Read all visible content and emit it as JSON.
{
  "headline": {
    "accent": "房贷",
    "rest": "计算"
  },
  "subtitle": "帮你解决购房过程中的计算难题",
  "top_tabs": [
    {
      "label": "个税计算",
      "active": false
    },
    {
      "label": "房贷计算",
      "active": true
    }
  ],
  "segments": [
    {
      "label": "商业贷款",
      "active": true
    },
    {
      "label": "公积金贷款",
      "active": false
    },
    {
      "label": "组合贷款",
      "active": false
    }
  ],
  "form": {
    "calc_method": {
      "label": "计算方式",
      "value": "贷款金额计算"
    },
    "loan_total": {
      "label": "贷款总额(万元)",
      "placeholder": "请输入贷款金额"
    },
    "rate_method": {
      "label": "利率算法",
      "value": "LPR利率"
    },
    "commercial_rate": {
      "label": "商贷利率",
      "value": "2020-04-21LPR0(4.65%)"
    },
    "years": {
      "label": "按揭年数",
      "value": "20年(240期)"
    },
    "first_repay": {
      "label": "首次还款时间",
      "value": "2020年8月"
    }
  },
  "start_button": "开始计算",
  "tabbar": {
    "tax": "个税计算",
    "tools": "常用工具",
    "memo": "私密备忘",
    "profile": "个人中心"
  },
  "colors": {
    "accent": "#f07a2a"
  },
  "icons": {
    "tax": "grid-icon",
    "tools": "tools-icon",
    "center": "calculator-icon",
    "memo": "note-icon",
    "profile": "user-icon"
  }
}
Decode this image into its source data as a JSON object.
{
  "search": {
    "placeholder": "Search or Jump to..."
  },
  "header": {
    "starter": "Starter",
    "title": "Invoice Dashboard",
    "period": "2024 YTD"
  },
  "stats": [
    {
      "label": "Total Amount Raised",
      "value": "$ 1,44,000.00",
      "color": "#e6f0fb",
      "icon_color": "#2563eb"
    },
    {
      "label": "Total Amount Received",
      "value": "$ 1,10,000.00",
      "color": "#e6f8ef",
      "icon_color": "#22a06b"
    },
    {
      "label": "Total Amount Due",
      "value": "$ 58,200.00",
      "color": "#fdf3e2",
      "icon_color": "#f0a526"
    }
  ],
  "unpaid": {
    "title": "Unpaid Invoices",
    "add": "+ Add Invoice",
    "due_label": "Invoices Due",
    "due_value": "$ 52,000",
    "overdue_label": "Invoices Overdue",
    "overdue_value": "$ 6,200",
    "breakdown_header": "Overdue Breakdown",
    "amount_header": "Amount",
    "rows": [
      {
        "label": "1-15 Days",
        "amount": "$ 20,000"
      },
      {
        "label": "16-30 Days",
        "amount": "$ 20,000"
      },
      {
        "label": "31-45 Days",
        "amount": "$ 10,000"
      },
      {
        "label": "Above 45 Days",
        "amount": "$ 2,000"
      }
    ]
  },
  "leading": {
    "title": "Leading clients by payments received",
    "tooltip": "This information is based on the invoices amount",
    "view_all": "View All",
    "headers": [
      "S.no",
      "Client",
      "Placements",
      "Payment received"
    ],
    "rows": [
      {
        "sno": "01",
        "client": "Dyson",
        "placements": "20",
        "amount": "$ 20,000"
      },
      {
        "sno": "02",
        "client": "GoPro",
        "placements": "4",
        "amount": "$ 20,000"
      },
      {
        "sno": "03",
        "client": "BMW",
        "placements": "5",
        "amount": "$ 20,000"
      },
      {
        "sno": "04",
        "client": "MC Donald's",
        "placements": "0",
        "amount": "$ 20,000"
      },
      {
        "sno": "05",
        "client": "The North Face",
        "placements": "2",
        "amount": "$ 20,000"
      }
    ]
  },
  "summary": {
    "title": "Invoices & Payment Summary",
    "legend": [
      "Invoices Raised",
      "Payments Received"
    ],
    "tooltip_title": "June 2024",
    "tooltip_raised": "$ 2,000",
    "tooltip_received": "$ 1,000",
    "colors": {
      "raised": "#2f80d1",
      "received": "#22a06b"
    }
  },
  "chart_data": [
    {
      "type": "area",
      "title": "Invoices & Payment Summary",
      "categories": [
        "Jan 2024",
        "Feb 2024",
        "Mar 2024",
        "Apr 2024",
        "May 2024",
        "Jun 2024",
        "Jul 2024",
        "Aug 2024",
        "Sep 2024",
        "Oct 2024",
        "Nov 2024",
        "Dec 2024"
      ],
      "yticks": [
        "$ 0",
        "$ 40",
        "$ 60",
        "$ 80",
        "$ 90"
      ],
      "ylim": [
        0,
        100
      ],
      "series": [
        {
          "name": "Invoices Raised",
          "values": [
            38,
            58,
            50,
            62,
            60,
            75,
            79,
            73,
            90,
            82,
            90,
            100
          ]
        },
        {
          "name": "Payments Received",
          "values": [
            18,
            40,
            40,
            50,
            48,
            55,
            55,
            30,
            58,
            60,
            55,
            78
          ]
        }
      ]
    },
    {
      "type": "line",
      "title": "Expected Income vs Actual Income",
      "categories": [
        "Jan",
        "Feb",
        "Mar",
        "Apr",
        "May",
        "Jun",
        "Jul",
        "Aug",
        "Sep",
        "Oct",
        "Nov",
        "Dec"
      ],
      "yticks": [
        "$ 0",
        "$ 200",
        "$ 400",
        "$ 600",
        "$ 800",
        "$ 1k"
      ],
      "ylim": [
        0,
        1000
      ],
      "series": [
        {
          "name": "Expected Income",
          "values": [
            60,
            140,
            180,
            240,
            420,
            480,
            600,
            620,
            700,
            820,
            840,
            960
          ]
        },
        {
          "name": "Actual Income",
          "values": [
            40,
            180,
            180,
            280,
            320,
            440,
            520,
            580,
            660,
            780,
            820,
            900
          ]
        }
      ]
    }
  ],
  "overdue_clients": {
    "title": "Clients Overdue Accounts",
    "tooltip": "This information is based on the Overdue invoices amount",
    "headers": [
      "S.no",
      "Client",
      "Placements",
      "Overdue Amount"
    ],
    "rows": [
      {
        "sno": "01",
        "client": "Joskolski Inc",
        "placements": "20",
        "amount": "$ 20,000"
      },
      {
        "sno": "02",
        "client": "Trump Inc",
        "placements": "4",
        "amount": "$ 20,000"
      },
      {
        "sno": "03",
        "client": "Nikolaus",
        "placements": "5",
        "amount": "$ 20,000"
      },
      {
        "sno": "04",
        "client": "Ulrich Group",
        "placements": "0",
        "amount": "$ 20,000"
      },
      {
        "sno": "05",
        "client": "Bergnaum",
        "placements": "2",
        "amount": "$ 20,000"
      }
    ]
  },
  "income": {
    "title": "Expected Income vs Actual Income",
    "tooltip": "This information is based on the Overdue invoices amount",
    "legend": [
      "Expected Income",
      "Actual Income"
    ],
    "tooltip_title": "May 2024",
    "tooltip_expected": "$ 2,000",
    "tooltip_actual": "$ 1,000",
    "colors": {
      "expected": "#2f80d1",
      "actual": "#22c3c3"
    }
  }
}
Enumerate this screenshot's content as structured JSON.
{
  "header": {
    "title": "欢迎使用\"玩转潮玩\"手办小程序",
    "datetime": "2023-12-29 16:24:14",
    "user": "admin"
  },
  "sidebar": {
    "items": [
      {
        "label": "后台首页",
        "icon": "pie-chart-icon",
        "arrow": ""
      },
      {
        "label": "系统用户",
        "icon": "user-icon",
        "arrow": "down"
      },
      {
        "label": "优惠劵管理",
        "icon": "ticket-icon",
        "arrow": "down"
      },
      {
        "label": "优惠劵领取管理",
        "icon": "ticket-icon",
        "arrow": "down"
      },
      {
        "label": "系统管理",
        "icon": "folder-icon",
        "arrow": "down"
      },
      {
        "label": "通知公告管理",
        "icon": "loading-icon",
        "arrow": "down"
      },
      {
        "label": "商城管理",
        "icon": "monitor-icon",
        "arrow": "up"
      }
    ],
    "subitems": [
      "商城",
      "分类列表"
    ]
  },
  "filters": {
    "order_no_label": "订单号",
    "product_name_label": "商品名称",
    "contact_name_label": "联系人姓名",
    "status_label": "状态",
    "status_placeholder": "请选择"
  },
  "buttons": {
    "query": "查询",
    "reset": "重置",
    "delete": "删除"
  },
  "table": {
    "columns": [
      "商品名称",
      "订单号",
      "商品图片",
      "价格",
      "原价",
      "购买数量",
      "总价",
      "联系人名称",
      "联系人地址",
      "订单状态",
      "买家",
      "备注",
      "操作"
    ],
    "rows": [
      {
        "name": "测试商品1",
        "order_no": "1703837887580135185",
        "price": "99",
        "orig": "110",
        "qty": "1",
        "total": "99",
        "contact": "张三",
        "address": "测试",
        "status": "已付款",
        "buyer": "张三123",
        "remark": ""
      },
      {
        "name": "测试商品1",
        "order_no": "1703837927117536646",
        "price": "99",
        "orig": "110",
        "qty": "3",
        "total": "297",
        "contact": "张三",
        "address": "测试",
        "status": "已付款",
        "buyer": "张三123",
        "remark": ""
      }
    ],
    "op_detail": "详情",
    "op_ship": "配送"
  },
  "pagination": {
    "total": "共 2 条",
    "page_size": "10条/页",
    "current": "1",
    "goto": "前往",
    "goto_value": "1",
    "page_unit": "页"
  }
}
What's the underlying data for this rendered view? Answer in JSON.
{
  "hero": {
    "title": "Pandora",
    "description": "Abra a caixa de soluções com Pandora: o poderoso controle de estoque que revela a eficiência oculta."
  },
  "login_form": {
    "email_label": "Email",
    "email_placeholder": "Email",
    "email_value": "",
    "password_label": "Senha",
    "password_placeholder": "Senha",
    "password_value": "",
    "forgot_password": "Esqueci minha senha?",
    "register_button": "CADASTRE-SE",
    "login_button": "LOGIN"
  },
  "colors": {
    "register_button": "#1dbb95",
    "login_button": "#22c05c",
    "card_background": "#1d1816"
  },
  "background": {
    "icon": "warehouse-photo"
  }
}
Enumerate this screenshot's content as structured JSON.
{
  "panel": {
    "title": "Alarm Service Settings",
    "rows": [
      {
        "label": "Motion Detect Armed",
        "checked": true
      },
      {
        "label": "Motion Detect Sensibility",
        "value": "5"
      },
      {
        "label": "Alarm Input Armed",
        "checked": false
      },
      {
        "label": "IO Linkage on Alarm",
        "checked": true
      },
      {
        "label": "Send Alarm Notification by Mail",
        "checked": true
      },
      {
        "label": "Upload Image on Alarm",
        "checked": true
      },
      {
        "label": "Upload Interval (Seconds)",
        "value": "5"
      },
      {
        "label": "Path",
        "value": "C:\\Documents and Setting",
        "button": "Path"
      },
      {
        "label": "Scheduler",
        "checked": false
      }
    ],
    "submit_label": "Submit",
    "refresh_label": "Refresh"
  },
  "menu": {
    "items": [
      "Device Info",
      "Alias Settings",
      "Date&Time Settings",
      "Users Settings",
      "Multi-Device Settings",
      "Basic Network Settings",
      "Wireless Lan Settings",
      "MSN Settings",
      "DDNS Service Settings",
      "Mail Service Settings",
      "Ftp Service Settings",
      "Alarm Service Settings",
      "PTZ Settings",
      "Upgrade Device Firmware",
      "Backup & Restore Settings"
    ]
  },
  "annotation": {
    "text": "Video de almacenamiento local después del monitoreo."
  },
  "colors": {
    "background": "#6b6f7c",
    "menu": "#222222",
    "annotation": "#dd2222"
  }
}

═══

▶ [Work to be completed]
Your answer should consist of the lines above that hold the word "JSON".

▶ [Your solution]
Read all visible content and emit it as JSON.
Decode this image into its source data as a JSON object.
Enumerate this screenshot's content as structured JSON.
What's the underlying data for this rendered view? Answer in JSON.
Enumerate this screenshot's content as structured JSON.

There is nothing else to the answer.